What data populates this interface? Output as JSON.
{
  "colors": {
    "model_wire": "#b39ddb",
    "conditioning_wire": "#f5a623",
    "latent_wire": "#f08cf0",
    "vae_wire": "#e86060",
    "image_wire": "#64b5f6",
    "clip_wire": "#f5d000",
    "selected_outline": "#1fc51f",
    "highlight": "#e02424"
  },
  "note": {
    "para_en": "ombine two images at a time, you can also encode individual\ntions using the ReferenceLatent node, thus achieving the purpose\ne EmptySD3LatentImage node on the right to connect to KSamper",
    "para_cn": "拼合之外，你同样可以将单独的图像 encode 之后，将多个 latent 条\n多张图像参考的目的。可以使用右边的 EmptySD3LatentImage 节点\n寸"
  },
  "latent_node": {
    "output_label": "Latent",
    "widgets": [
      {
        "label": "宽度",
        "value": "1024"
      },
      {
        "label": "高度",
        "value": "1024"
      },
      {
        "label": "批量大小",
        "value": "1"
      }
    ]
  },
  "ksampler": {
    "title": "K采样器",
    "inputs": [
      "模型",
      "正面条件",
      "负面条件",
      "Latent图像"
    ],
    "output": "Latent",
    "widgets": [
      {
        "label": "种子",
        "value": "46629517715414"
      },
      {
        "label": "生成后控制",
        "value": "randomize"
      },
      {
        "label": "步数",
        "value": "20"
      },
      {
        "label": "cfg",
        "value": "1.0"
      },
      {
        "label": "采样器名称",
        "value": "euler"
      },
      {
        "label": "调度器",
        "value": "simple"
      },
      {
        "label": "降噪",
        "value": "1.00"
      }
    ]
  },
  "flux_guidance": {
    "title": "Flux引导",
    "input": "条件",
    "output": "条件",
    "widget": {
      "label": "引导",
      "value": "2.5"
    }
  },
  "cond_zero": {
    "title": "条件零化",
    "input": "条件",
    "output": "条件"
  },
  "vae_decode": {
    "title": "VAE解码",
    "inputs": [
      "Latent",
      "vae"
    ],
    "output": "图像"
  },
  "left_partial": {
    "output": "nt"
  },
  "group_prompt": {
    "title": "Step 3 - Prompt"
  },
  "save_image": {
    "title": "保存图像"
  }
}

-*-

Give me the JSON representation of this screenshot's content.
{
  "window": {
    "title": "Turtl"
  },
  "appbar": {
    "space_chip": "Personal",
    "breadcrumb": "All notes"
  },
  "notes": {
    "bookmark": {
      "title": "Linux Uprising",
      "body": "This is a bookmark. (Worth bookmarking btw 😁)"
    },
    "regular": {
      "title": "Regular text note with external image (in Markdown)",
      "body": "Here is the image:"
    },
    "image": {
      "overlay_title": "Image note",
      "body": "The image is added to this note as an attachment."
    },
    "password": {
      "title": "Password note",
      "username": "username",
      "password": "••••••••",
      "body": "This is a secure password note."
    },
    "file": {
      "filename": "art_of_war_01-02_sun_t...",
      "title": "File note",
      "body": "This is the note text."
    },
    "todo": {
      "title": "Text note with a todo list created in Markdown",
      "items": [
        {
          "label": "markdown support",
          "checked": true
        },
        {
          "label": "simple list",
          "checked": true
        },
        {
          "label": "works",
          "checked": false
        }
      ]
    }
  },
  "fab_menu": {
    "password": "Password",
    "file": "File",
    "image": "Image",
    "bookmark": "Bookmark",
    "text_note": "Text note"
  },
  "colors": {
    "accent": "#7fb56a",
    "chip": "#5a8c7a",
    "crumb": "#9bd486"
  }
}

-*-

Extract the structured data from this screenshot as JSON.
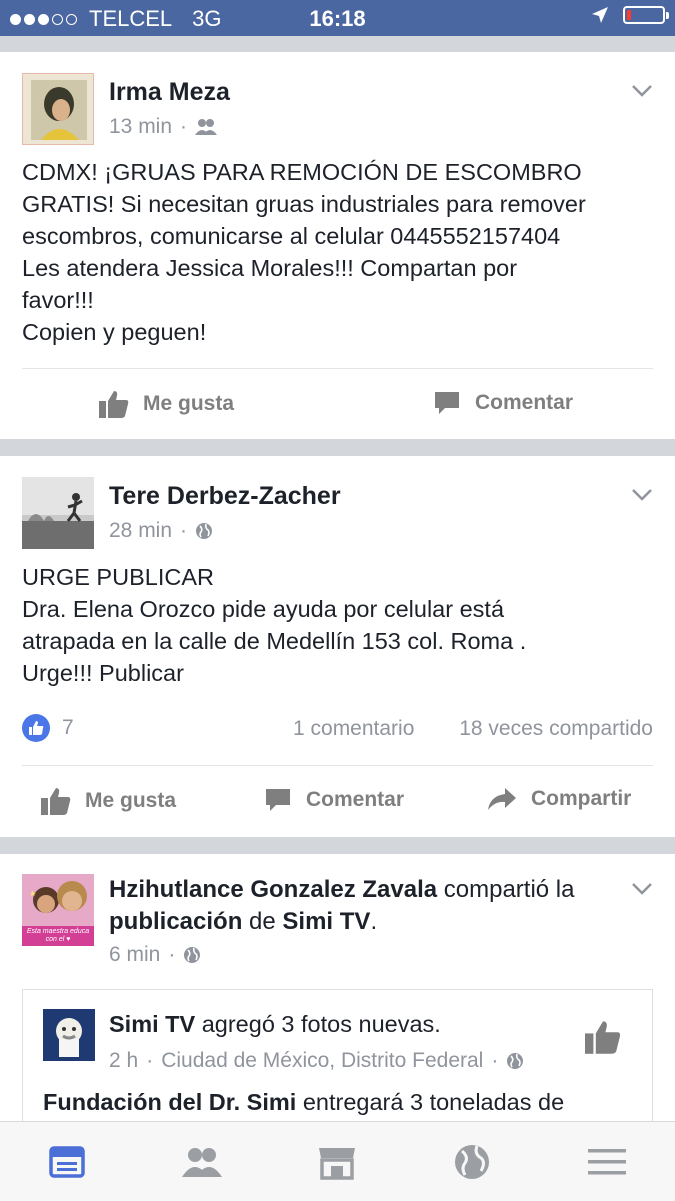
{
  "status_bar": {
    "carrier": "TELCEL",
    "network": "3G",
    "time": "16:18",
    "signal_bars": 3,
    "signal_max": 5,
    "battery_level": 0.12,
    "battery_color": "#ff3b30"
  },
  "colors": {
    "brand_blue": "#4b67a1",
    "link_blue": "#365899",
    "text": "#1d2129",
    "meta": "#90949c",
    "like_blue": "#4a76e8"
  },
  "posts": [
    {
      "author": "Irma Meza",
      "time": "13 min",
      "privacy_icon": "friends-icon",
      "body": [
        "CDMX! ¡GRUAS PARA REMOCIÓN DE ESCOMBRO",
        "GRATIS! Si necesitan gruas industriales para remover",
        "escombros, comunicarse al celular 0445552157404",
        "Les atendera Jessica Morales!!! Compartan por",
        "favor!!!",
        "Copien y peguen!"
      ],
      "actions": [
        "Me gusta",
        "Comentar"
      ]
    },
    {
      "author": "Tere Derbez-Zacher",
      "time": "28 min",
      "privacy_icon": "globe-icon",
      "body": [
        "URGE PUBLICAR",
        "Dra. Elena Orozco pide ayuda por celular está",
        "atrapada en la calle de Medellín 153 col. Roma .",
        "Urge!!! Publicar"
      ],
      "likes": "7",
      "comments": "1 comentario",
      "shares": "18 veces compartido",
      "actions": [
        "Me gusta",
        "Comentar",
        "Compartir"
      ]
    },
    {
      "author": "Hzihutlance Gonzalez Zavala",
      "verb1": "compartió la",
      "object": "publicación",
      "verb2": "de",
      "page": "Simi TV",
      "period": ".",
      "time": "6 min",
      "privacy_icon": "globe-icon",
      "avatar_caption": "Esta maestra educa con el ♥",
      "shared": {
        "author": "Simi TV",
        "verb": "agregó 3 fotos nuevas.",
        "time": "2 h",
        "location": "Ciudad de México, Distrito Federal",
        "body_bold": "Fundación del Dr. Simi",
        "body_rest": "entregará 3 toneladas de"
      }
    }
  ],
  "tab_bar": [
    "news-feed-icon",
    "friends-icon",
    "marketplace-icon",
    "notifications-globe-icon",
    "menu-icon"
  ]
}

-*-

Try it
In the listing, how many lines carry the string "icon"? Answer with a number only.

Exercise response
8